This is one of the Spring highlights – the Daffodil path.

Jo's Daffodil Path A

It sits at the edge of the orchard, next to the parts of the garden that I’m trying to bring back from something that could hide a whole herd of tigers – you know what I mean!  The upper part is my new rose beds, with more and more anti-rabbit cages appearing.  The bit in the left foreground is the edge of my very new yin/yang bed – so new that it’s still waiting for some plants.

Jo's Spring Garden A

This is Prunus cerasifera, in the front garden.  It’s lost a few main branches in recent years, with storms and snow, and there’s a worrying bracket fungus on the trunk, but it’s magnificent for about 7 days every year.  It’s just gone over now, but there may be fruit in August.

Jo's Cherry Plum A

There’s a handy little seat at the top of the back garden, made from a moribund plum.

Jo's tree seat A

A basket of sheep’s fleece hanging from one of my washing line posts – and yes, the birds are taking it, which is what it’s there for.  Ignore the bricks and the sheeting – there is more work to do!

Jo's fleece basket A

I ordered some bulbs and such from a place that was new to me – an estate in Scotland.  My order included Crinum amoenum, which turns out to be out of stock, but they’ve substituted Crinum powellii.  I think these are bigger than the ones you get in the average garden centre!  They’re enormous, for £2 and some pennies each.

Jo's Crinum powellii A

And, finally, here’s some Nature Table homework for members of the gardening groups (and anyone who wants to join in).  Here are two plants – the picture was taken yesterday – and they are plants that are commonly confused.

What are they?

Jo's White Christmas Cactus Novembro Brasil and white Easter Cactus A

To ease you into this impromptu homework thing, I’ll just say that Christmas meets Easter.  Let me know your answers.

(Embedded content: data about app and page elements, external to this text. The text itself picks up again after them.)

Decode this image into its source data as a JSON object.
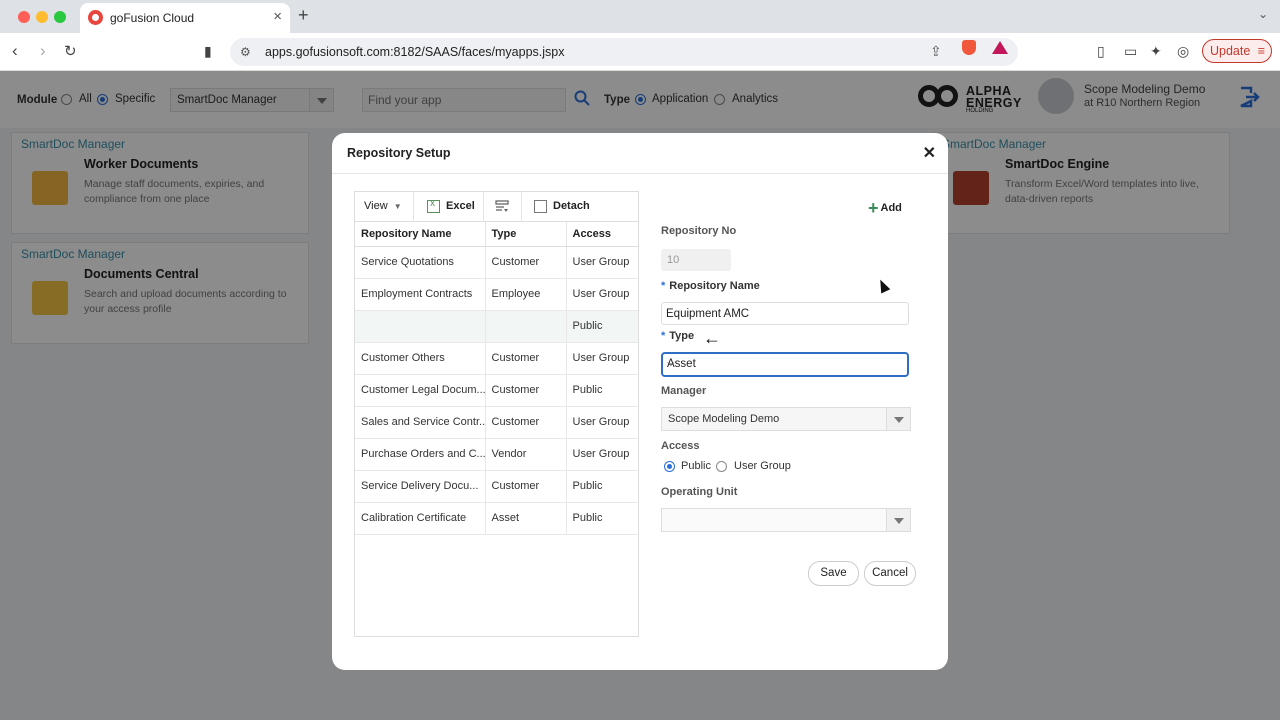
{
  "browser": {
    "tab_title": "goFusion Cloud",
    "url": "apps.gofusionsoft.com:8182/SAAS/faces/myapps.jspx",
    "update_label": "Update"
  },
  "filters": {
    "module_label": "Module",
    "all_label": "All",
    "specific_label": "Specific",
    "module_selected": "SmartDoc Manager",
    "search_placeholder": "Find your app",
    "type_label": "Type",
    "application_label": "Application",
    "analytics_label": "Analytics"
  },
  "company": {
    "line1": "ALPHA",
    "line2": "ENERGY",
    "line3": "HOLDING"
  },
  "user": {
    "name": "Scope Modeling Demo",
    "region": "at R10 Northern Region"
  },
  "cards": [
    {
      "module": "SmartDoc Manager",
      "name": "Worker Documents",
      "desc": "Manage staff documents, expiries, and compliance from one place"
    },
    {
      "module": "SmartDoc Manager",
      "name": "Documents Central",
      "desc": "Search and upload documents according to your access profile"
    },
    {
      "module": "SmartDoc Manager",
      "name": "SmartDoc Engine",
      "desc": "Transform Excel/Word templates into live, data-driven reports"
    }
  ],
  "modal": {
    "title": "Repository Setup",
    "toolbar": {
      "view": "View",
      "excel": "Excel",
      "detach": "Detach"
    },
    "columns": [
      "Repository Name",
      "Type",
      "Access"
    ],
    "rows": [
      [
        "Service Quotations",
        "Customer",
        "User Group"
      ],
      [
        "Employment Contracts",
        "Employee",
        "User Group"
      ],
      [
        "",
        "",
        "Public"
      ],
      [
        "Customer Others",
        "Customer",
        "User Group"
      ],
      [
        "Customer Legal Docum...",
        "Customer",
        "Public"
      ],
      [
        "Sales and Service Contr...",
        "Customer",
        "User Group"
      ],
      [
        "Purchase Orders and C...",
        "Vendor",
        "User Group"
      ],
      [
        "Service Delivery Docu...",
        "Customer",
        "Public"
      ],
      [
        "Calibration Certificate",
        "Asset",
        "Public"
      ]
    ],
    "form": {
      "add_label": "Add",
      "repo_no_label": "Repository No",
      "repo_no_value": "10",
      "repo_name_label": "Repository Name",
      "repo_name_value": "Equipment AMC",
      "type_label": "Type",
      "type_value": "Asset",
      "manager_label": "Manager",
      "manager_value": "Scope Modeling Demo",
      "access_label": "Access",
      "access_public": "Public",
      "access_usergroup": "User Group",
      "operating_unit_label": "Operating Unit",
      "operating_unit_value": "",
      "required_mark": "*"
    },
    "save_label": "Save",
    "cancel_label": "Cancel"
  }
}
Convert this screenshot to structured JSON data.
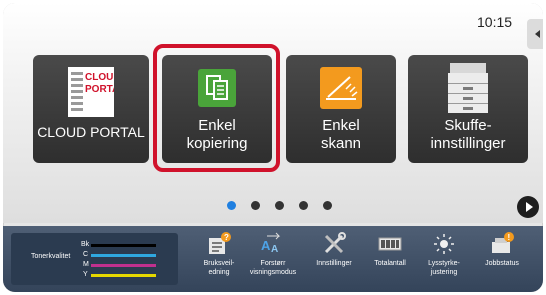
{
  "status": {
    "time": "10:15"
  },
  "tiles": [
    {
      "label1": "CLOUD PORTAL",
      "label2": "",
      "logo_line1": "CLOUD",
      "logo_line2": "PORTAL"
    },
    {
      "label1": "Enkel",
      "label2": "kopiering"
    },
    {
      "label1": "Enkel",
      "label2": "skann"
    },
    {
      "label1": "Skuffe-",
      "label2": "innstillinger"
    }
  ],
  "pagination": {
    "pages": 5,
    "active": 1
  },
  "toner": {
    "label": "Tonerkvalitet",
    "rows": [
      {
        "name": "Bk",
        "color": "#000000",
        "level": 0.95
      },
      {
        "name": "C",
        "color": "#2fa8e0",
        "level": 0.95
      },
      {
        "name": "M",
        "color": "#c0308e",
        "level": 0.95
      },
      {
        "name": "Y",
        "color": "#e5d800",
        "level": 0.95
      }
    ]
  },
  "bottom_items": [
    {
      "l1": "Bruksveil-",
      "l2": "edning",
      "icon": "guide-icon"
    },
    {
      "l1": "Forstørr",
      "l2": "visningsmodus",
      "icon": "zoom-display-icon"
    },
    {
      "l1": "Innstillinger",
      "l2": "",
      "icon": "settings-tools-icon"
    },
    {
      "l1": "Totalantall",
      "l2": "",
      "icon": "counter-icon"
    },
    {
      "l1": "Lysstyrke-",
      "l2": "justering",
      "icon": "brightness-icon"
    },
    {
      "l1": "Jobbstatus",
      "l2": "",
      "icon": "job-status-icon"
    }
  ],
  "colors": {
    "highlight": "#d0122b",
    "active_dot": "#1f7fe0",
    "copy_icon": "#4aa43a",
    "scan_icon": "#f39a1e"
  }
}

Edited to add: The one on the left is a white Easter cactus, Hatiora gaertneri, cultivar unnamed.  On the right is a Christmas cactus, Schlumbergera ‘Novembro Brazil’.  For the sharp-eyed, ‘Novembro Brazil’ is a single plant in the pot, whereas the Easter cactus is one of about 6 cuttings, mixed Hatiora and Schlumbergera, which is why there are pads of different shapes.  They need repotting, but they’ll have to wait until the garden centres open again and I can buy some potting compost – which may be months.